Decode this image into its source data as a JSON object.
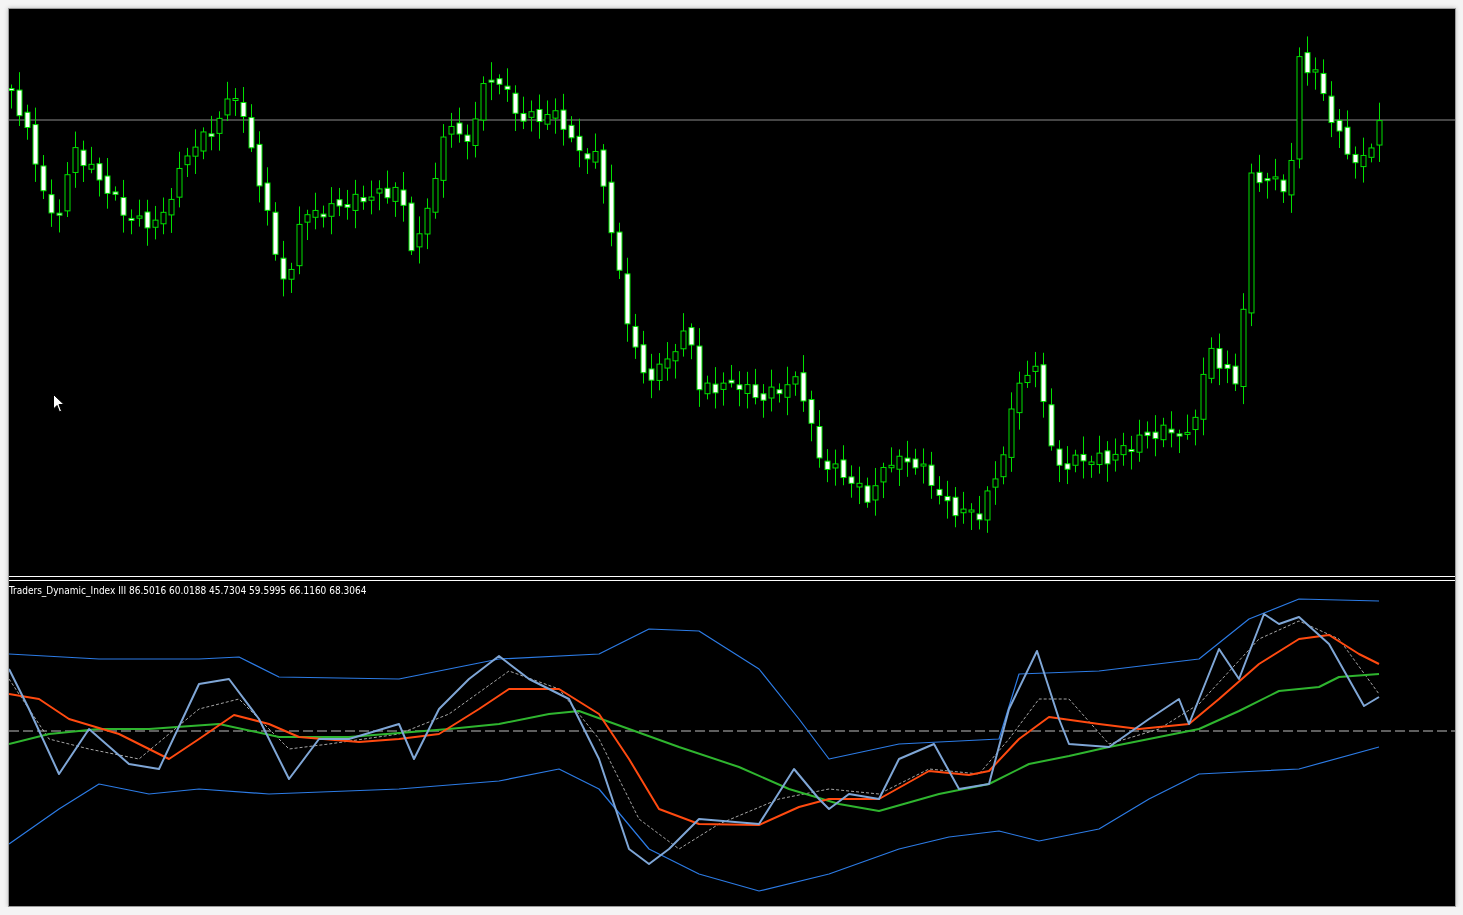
{
  "indicator_panel": {
    "label": "Traders_Dynamic_Index III 86.5016 60.0188 45.7304 59.5995 66.1160 68.3064"
  }
}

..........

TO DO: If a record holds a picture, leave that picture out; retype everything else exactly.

OUTPUT:
Decode this image into its source data as a JSON object.
{
  "indicator_panel": {
    "label": "Traders_Dynamic_Index III 86.5016 60.0188 45.7304 59.5995 66.1160 68.3064"
  }
}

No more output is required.